I got a little sleep.  Probably about 4 hours.  Good enough.  Two of the women I follow on twitter lost a parent yesterday.  I know how horrific that can be, and both are completely leveled by it.  I think one of the worst parts is the disbelief that you can survive without them.  It’s really hard to have the rug you’ve been standing on your entire life yanked out from under you.  It can make an adult feel like a helpless child instantly.  Intellectually, you berate yourself for feelings that don’t feel age appropriate.  But emotionally, it’s exactly how it feels.  It takes a while to make that final step forward, and recognize the fact that you will be able to go on living, even after your parent has died.  By a while, I mean a long time that can’t be measured in clock time.  The healing is internal.  The process of becoming your own parent is scary, painful, and hard to wrap your mind around.

But it can be done.  I know this because I did it.  Eventually.  And with much reluctance.  Because it’s not fair for parents to die.  They should live as long as their offspring.  With some exceptions, parents are a necessary support system for feeling okay about living on this world full of hatred, ugliness, beauty, and delight.  Life is hard.  Life without a parent is harder.  Being your own parent and continuing to go on sucks.  It’s a victory, but it still sucks.  Because you’ll always have that painful scar from the loss.  We all live with pain.  But that doesn’t make it suck any less.  I feel strong empathy for my friends who are suffering so much right now.  I can’t do or say anything to help them feel better, no matter how much I wish I could.  All I can do is acknowledge the ache in my own heart, and remember how vulnerable, and leveled they are now, and will be for a long time.

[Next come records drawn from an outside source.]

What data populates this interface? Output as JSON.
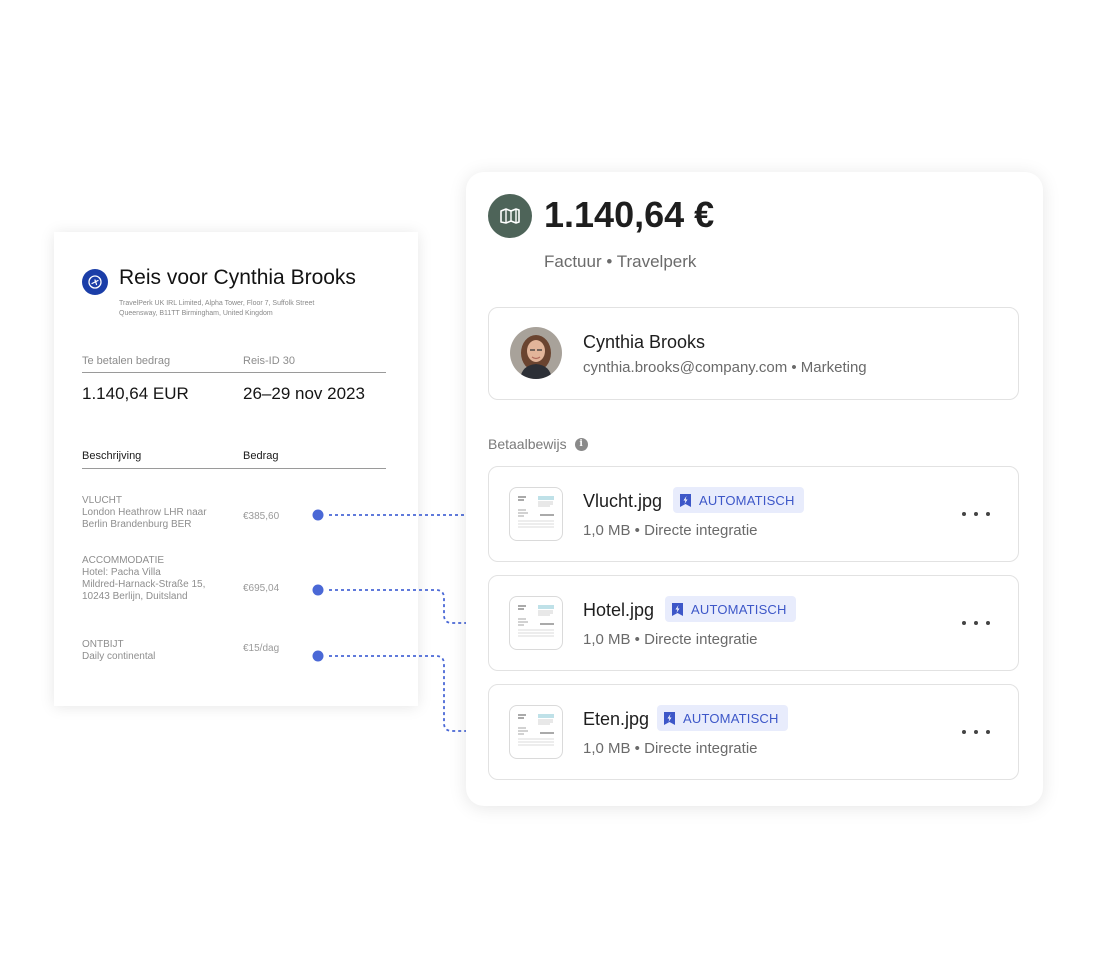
{
  "invoice": {
    "title": "Reis voor Cynthia Brooks",
    "address_line1": "TravelPerk UK IRL Limited, Alpha Tower, Floor 7, Suffolk Street",
    "address_line2": "Queensway, B11TT Birmingham, United Kingdom",
    "amount_label": "Te betalen bedrag",
    "amount_value": "1.140,64 EUR",
    "trip_label": "Reis-ID 30",
    "trip_dates": "26–29 nov 2023",
    "col_description": "Beschrijving",
    "col_amount": "Bedrag",
    "items": [
      {
        "category": "VLUCHT",
        "line1": "London Heathrow LHR naar",
        "line2": "Berlin Brandenburg BER",
        "line3": "",
        "amount": "€385,60"
      },
      {
        "category": "ACCOMMODATIE",
        "line1": "Hotel: Pacha Villa",
        "line2": "Mildred-Harnack-Straße 15,",
        "line3": "10243 Berlijn, Duitsland",
        "amount": "€695,04"
      },
      {
        "category": "ONTBIJT",
        "line1": "Daily continental",
        "line2": "",
        "line3": "",
        "amount": "€15/dag"
      }
    ]
  },
  "expense": {
    "amount": "1.140,64 €",
    "subtitle": "Factuur • Travelperk",
    "user": {
      "name": "Cynthia Brooks",
      "meta": "cynthia.brooks@company.com • Marketing"
    },
    "section_label": "Betaalbewijs",
    "receipts": [
      {
        "name": "Vlucht.jpg",
        "badge": "AUTOMATISCH",
        "meta": "1,0 MB • Directe integratie"
      },
      {
        "name": "Hotel.jpg",
        "badge": "AUTOMATISCH",
        "meta": "1,0 MB • Directe integratie"
      },
      {
        "name": "Eten.jpg",
        "badge": "AUTOMATISCH",
        "meta": "1,0 MB • Directe integratie"
      }
    ]
  },
  "colors": {
    "accent": "#3d57c8",
    "connector": "#4a68d6",
    "vendor_logo": "#4e6459",
    "invoice_logo": "#1b3ea8"
  },
  "icons": {
    "vendor_logo": "map-icon",
    "invoice_logo": "plane-icon",
    "badge": "bolt-bookmark-icon",
    "info": "info-icon",
    "more": "more-horizontal-icon"
  }
}
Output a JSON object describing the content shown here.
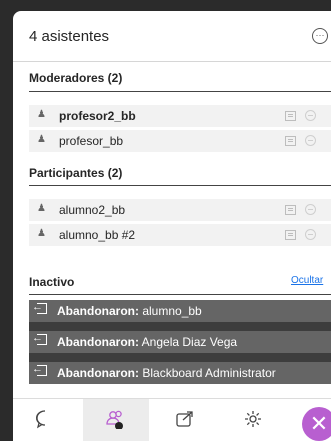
{
  "header": {
    "title": "4 asistentes",
    "more_icon": "ellipsis-circle-icon"
  },
  "sections": {
    "moderators": {
      "title": "Moderadores (2)"
    },
    "participants": {
      "title": "Participantes (2)"
    },
    "inactive": {
      "title": "Inactivo",
      "hide_label": "Ocultar"
    }
  },
  "moderators": [
    {
      "name": "profesor2_bb"
    },
    {
      "name": "profesor_bb"
    }
  ],
  "participants": [
    {
      "name": "alumno2_bb"
    },
    {
      "name": "alumno_bb #2"
    }
  ],
  "left_users": [
    {
      "prefix": "Abandonaron:",
      "name": "alumno_bb"
    },
    {
      "prefix": "Abandonaron:",
      "name": "Angela Diaz Vega"
    },
    {
      "prefix": "Abandonaron:",
      "name": "Blackboard Administrator"
    }
  ],
  "bottom_tabs": [
    "chat-icon",
    "attendees-icon",
    "share-content-icon",
    "settings-icon"
  ],
  "colors": {
    "accent": "#b85fd0",
    "link": "#1a73e8",
    "left_row_bg": "#656565"
  }
}
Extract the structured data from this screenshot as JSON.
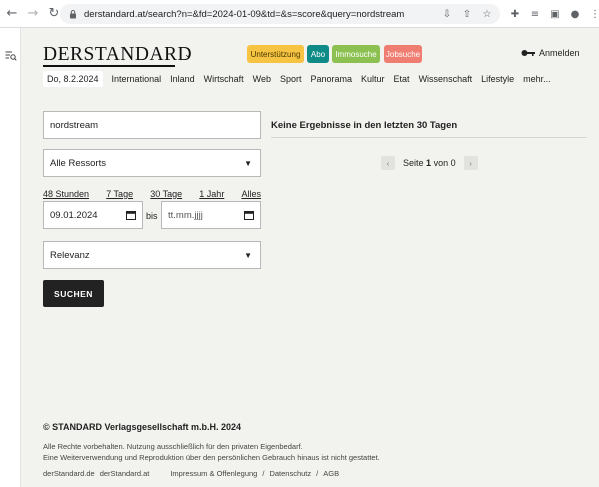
{
  "browser": {
    "url": "derstandard.at/search?n=&fd=2024-01-09&td=&s=score&query=nordstream"
  },
  "header": {
    "logo": "DERSTANDARD",
    "pills": {
      "support": "Unterstützung",
      "abo": "Abo",
      "immo": "Immosuche",
      "jobs": "Jobsuche"
    },
    "login": "Anmelden"
  },
  "nav": {
    "date": "Do, 8.2.2024",
    "items": [
      "International",
      "Inland",
      "Wirtschaft",
      "Web",
      "Sport",
      "Panorama",
      "Kultur",
      "Etat",
      "Wissenschaft",
      "Lifestyle",
      "mehr..."
    ]
  },
  "search": {
    "query": "nordstream",
    "ressorts": "Alle Ressorts",
    "ranges": [
      "48 Stunden",
      "7 Tage",
      "30 Tage",
      "1 Jahr",
      "Alles"
    ],
    "date_from": "09.01.2024",
    "bis": "bis",
    "date_to_placeholder": "tt.mm.jjjj",
    "sort": "Relevanz",
    "submit": "SUCHEN"
  },
  "results": {
    "message": "Keine Ergebnisse in den letzten 30 Tagen",
    "page_prefix": "Seite",
    "page_current": "1",
    "page_of": "von",
    "page_total": "0"
  },
  "footer": {
    "copyright": "© STANDARD Verlagsgesellschaft m.b.H. 2024",
    "rights_line1": "Alle Rechte vorbehalten. Nutzung ausschließlich für den privaten Eigenbedarf.",
    "rights_line2": "Eine Weiterverwendung und Reproduktion über den persönlichen Gebrauch hinaus ist nicht gestattet.",
    "links": [
      "derStandard.de",
      "derStandard.at",
      "Impressum & Offenlegung",
      "/",
      "Datenschutz",
      "/",
      "AGB"
    ]
  },
  "icons": {
    "back": "arrow-left-icon",
    "forward": "arrow-right-icon",
    "reload": "reload-icon",
    "lock": "lock-icon",
    "key": "key-icon",
    "calendar": "calendar-icon"
  }
}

I think we are all connected on an invisible level.  I believe this, because I want to believe it.  I’m not religious by any stretch, but I do feel a connection to all that is alive.  I know that any love and good thoughts I aim in the direction of another will be accepted on some level.  I’m glad of this.  It allows me to share the love in my heart without the physical connection that causes me so much anxiety.  I always picture people in my minds eye as children.  I think we’re all children internally.  I think adulthood is masks and responsibilities.  Shhhh.